> HOW TO COMPLETE THIS TASK
Your answer should be every line of the records that contains the word "char".

DATA Start Marker

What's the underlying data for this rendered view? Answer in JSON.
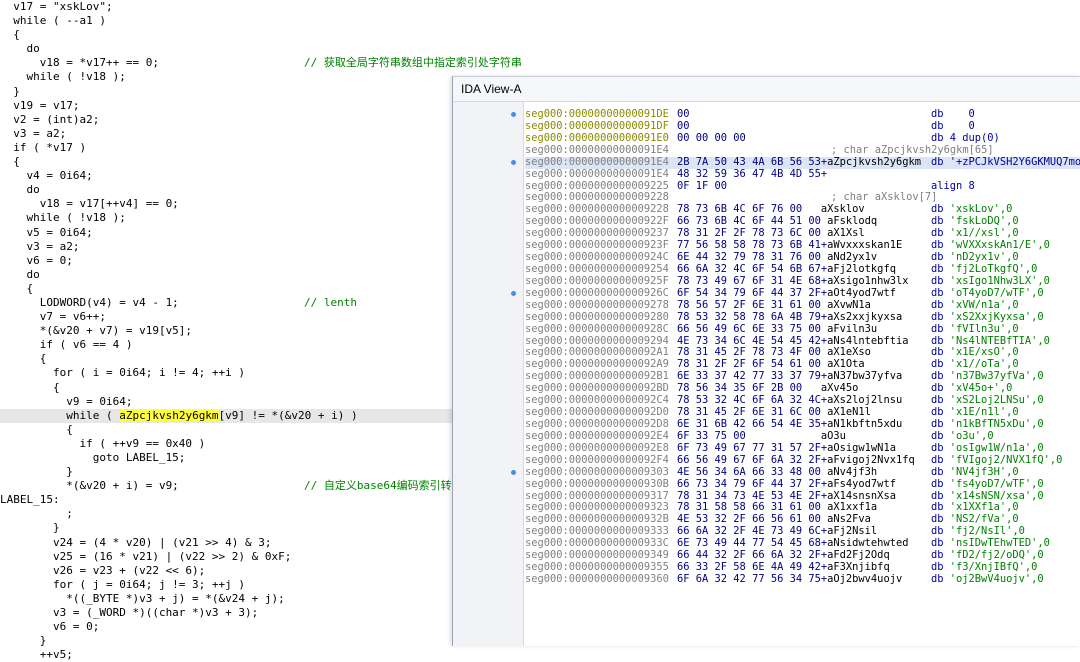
{
  "pseudocode": {
    "lines": [
      {
        "text": "  v17 = \"xskLov\";"
      },
      {
        "text": "  while ( --a1 )"
      },
      {
        "text": "  {"
      },
      {
        "text": "    do"
      },
      {
        "text": "      v18 = *v17++ == 0;",
        "comment": "// 获取全局字符串数组中指定索引处字符串"
      },
      {
        "text": "    while ( !v18 );"
      },
      {
        "text": "  }"
      },
      {
        "text": "  v19 = v17;"
      },
      {
        "text": "  v2 = (int)a2;"
      },
      {
        "text": "  v3 = a2;"
      },
      {
        "text": "  if ( *v17 )"
      },
      {
        "text": "  {"
      },
      {
        "text": "    v4 = 0i64;"
      },
      {
        "text": "    do"
      },
      {
        "text": "      v18 = v17[++v4] == 0;"
      },
      {
        "text": "    while ( !v18 );"
      },
      {
        "text": "    v5 = 0i64;"
      },
      {
        "text": "    v3 = a2;"
      },
      {
        "text": "    v6 = 0;"
      },
      {
        "text": "    do"
      },
      {
        "text": "    {"
      },
      {
        "text": "      LODWORD(v4) = v4 - 1;",
        "comment": "// lenth"
      },
      {
        "text": "      v7 = v6++;"
      },
      {
        "text": "      *(&v20 + v7) = v19[v5];"
      },
      {
        "text": "      if ( v6 == 4 )"
      },
      {
        "text": "      {"
      },
      {
        "text": "        for ( i = 0i64; i != 4; ++i )"
      },
      {
        "text": "        {"
      },
      {
        "text": "          v9 = 0i64;"
      },
      {
        "pre": "          while ( ",
        "word": "aZpcjkvsh2y6gkm",
        "post": "[v9] != *(&v20 + i) )",
        "highlight": true
      },
      {
        "text": "          {"
      },
      {
        "text": "            if ( ++v9 == 0x40 )"
      },
      {
        "text": "              goto LABEL_15;"
      },
      {
        "text": "          }"
      },
      {
        "text": "          *(&v20 + i) = v9;",
        "comment": "// 自定义base64编码索引转"
      },
      {
        "text": "LABEL_15:"
      },
      {
        "text": "          ;"
      },
      {
        "text": "        }"
      },
      {
        "text": "        v24 = (4 * v20) | (v21 >> 4) & 3;"
      },
      {
        "text": "        v25 = (16 * v21) | (v22 >> 2) & 0xF;"
      },
      {
        "text": "        v26 = v23 + (v22 << 6);"
      },
      {
        "text": "        for ( j = 0i64; j != 3; ++j )"
      },
      {
        "text": "          *((_BYTE *)v3 + j) = *(&v24 + j);"
      },
      {
        "text": "        v3 = (_WORD *)((char *)v3 + 3);"
      },
      {
        "text": "        v6 = 0;"
      },
      {
        "text": "      }"
      },
      {
        "text": "      ++v5;"
      }
    ]
  },
  "ida": {
    "title": "IDA View-A",
    "lines": [
      {
        "addr": "seg000:00000000000091DE",
        "hex": "00",
        "dir": "db    0",
        "kind": "code"
      },
      {
        "addr": "seg000:00000000000091DF",
        "hex": "00",
        "dir": "db    0",
        "kind": "code"
      },
      {
        "addr": "seg000:00000000000091E0",
        "hex": "00 00 00 00",
        "dir": "db 4 dup(0)",
        "kind": "code"
      },
      {
        "addr": "seg000:00000000000091E4",
        "cmt": "; char aZpcjkvsh2y6gkm[65]"
      },
      {
        "addr": "seg000:00000000000091E4",
        "hex": "2B 7A 50 43 4A 6B 56 53+",
        "label": "aZpcjkvsh2y6gkm",
        "dir": "db '+zPCJkVSH2Y6GKMUQ7mo",
        "current": true
      },
      {
        "addr": "seg000:00000000000091E4",
        "hex": "48 32 59 36 47 4B 4D 55+"
      },
      {
        "addr": "seg000:0000000000009225",
        "hex": "0F 1F 00",
        "dir": "align 8"
      },
      {
        "addr": "seg000:0000000000009228",
        "cmt": "; char aXsklov[7]"
      },
      {
        "addr": "seg000:0000000000009228",
        "hex": "78 73 6B 4C 6F 76 00",
        "label": "   aXsklov",
        "dir": "db ",
        "str": "'xskLov',0"
      },
      {
        "addr": "seg000:000000000000922F",
        "hex": "66 73 6B 4C 6F 44 51 00",
        "label": " aFsklodq",
        "dir": "db ",
        "str": "'fskLoDQ',0"
      },
      {
        "addr": "seg000:0000000000009237",
        "hex": "78 31 2F 2F 78 73 6C 00",
        "label": " aX1Xsl",
        "dir": "db ",
        "str": "'x1//xsl',0"
      },
      {
        "addr": "seg000:000000000000923F",
        "hex": "77 56 58 58 78 73 6B 41+",
        "label": "aWvxxxskan1E",
        "dir": "db ",
        "str": "'wVXXxskAn1/E',0"
      },
      {
        "addr": "seg000:000000000000924C",
        "hex": "6E 44 32 79 78 31 76 00",
        "label": " aNd2yx1v",
        "dir": "db ",
        "str": "'nD2yx1v',0"
      },
      {
        "addr": "seg000:0000000000009254",
        "hex": "66 6A 32 4C 6F 54 6B 67+",
        "label": "aFj2lotkgfq",
        "dir": "db ",
        "str": "'fj2LoTkgfQ',0"
      },
      {
        "addr": "seg000:000000000000925F",
        "hex": "78 73 49 67 6F 31 4E 68+",
        "label": "aXsigo1nhw3lx",
        "dir": "db ",
        "str": "'xsIgo1Nhw3LX',0"
      },
      {
        "addr": "seg000:000000000000926C",
        "hex": "6F 54 34 79 6F 44 37 2F+",
        "label": "aOt4yod7wtf",
        "dir": "db ",
        "str": "'oT4yoD7/wTF',0"
      },
      {
        "addr": "seg000:0000000000009278",
        "hex": "78 56 57 2F 6E 31 61 00",
        "label": " aXvwN1a",
        "dir": "db ",
        "str": "'xVW/n1a',0"
      },
      {
        "addr": "seg000:0000000000009280",
        "hex": "78 53 32 58 78 6A 4B 79+",
        "label": "aXs2xxjkyxsa",
        "dir": "db ",
        "str": "'xS2XxjKyxsa',0"
      },
      {
        "addr": "seg000:000000000000928C",
        "hex": "66 56 49 6C 6E 33 75 00",
        "label": " aFviln3u",
        "dir": "db ",
        "str": "'fVIln3u',0"
      },
      {
        "addr": "seg000:0000000000009294",
        "hex": "4E 73 34 6C 4E 54 45 42+",
        "label": "aNs4lntebftia",
        "dir": "db ",
        "str": "'Ns4lNTEBfTIA',0"
      },
      {
        "addr": "seg000:00000000000092A1",
        "hex": "78 31 45 2F 78 73 4F 00",
        "label": " aX1eXso",
        "dir": "db ",
        "str": "'x1E/xsO',0"
      },
      {
        "addr": "seg000:00000000000092A9",
        "hex": "78 31 2F 2F 6F 54 61 00",
        "label": " aX1Ota",
        "dir": "db ",
        "str": "'x1//oTa',0"
      },
      {
        "addr": "seg000:00000000000092B1",
        "hex": "6E 33 37 42 77 33 37 79+",
        "label": "aN37bw37yfva",
        "dir": "db ",
        "str": "'n37Bw37yfVa',0"
      },
      {
        "addr": "seg000:00000000000092BD",
        "hex": "78 56 34 35 6F 2B 00",
        "label": "   aXv45o",
        "dir": "db ",
        "str": "'xV45o+',0"
      },
      {
        "addr": "seg000:00000000000092C4",
        "hex": "78 53 32 4C 6F 6A 32 4C+",
        "label": "aXs2loj2lnsu",
        "dir": "db ",
        "str": "'xS2Loj2LNSu',0"
      },
      {
        "addr": "seg000:00000000000092D0",
        "hex": "78 31 45 2F 6E 31 6C 00",
        "label": " aX1eN1l",
        "dir": "db ",
        "str": "'x1E/n1l',0"
      },
      {
        "addr": "seg000:00000000000092D8",
        "hex": "6E 31 6B 42 66 54 4E 35+",
        "label": "aN1kbftn5xdu",
        "dir": "db ",
        "str": "'n1kBfTN5xDu',0"
      },
      {
        "addr": "seg000:00000000000092E4",
        "hex": "6F 33 75 00",
        "label": "            aO3u",
        "dir": "db ",
        "str": "'o3u',0"
      },
      {
        "addr": "seg000:00000000000092E8",
        "hex": "6F 73 49 67 77 31 57 2F+",
        "label": "aOsigw1wN1a",
        "dir": "db ",
        "str": "'osIgw1W/n1a',0"
      },
      {
        "addr": "seg000:00000000000092F4",
        "hex": "66 56 49 67 6F 6A 32 2F+",
        "label": "aFvigoj2Nvx1fq",
        "dir": "db ",
        "str": "'fVIgoj2/NVX1fQ',0"
      },
      {
        "addr": "seg000:0000000000009303",
        "hex": "4E 56 34 6A 66 33 48 00",
        "label": " aNv4jf3h",
        "dir": "db ",
        "str": "'NV4jf3H',0"
      },
      {
        "addr": "seg000:000000000000930B",
        "hex": "66 73 34 79 6F 44 37 2F+",
        "label": "aFs4yod7wtf",
        "dir": "db ",
        "str": "'fs4yoD7/wTF',0"
      },
      {
        "addr": "seg000:0000000000009317",
        "hex": "78 31 34 73 4E 53 4E 2F+",
        "label": "aX14snsnXsa",
        "dir": "db ",
        "str": "'x14sNSN/xsa',0"
      },
      {
        "addr": "seg000:0000000000009323",
        "hex": "78 31 58 58 66 31 61 00",
        "label": " aX1xxf1a",
        "dir": "db ",
        "str": "'x1XXf1a',0"
      },
      {
        "addr": "seg000:000000000000932B",
        "hex": "4E 53 32 2F 66 56 61 00",
        "label": " aNs2Fva",
        "dir": "db ",
        "str": "'NS2/fVa',0"
      },
      {
        "addr": "seg000:0000000000009333",
        "hex": "66 6A 32 2F 4E 73 49 6C+",
        "label": "aFj2Nsil",
        "dir": "db ",
        "str": "'fj2/NsIl',0"
      },
      {
        "addr": "seg000:000000000000933C",
        "hex": "6E 73 49 44 77 54 45 68+",
        "label": "aNsidwtehwted",
        "dir": "db ",
        "str": "'nsIDwTEhwTED',0"
      },
      {
        "addr": "seg000:0000000000009349",
        "hex": "66 44 32 2F 66 6A 32 2F+",
        "label": "aFd2Fj2Odq",
        "dir": "db ",
        "str": "'fD2/fj2/oDQ',0"
      },
      {
        "addr": "seg000:0000000000009355",
        "hex": "66 33 2F 58 6E 4A 49 42+",
        "label": "aF3Xnjibfq",
        "dir": "db ",
        "str": "'f3/XnjIBfQ',0"
      },
      {
        "addr": "seg000:0000000000009360",
        "hex": "6F 6A 32 42 77 56 34 75+",
        "label": "aOj2bwv4uojv",
        "dir": "db ",
        "str": "'oj2BwV4uojv',0"
      }
    ]
  },
  "colors": {
    "highlight": "#ffff3a",
    "comment": "#008000",
    "current_line": "#dbe5f5"
  }
}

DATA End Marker

> EXERCISE RESPONSE
        "text": "        v3 = (_WORD *)((char *)v3 + 3);"
        "cmt": "; char aZpcjkvsh2y6gkm[65]"
        "cmt": "; char aXsklov[7]"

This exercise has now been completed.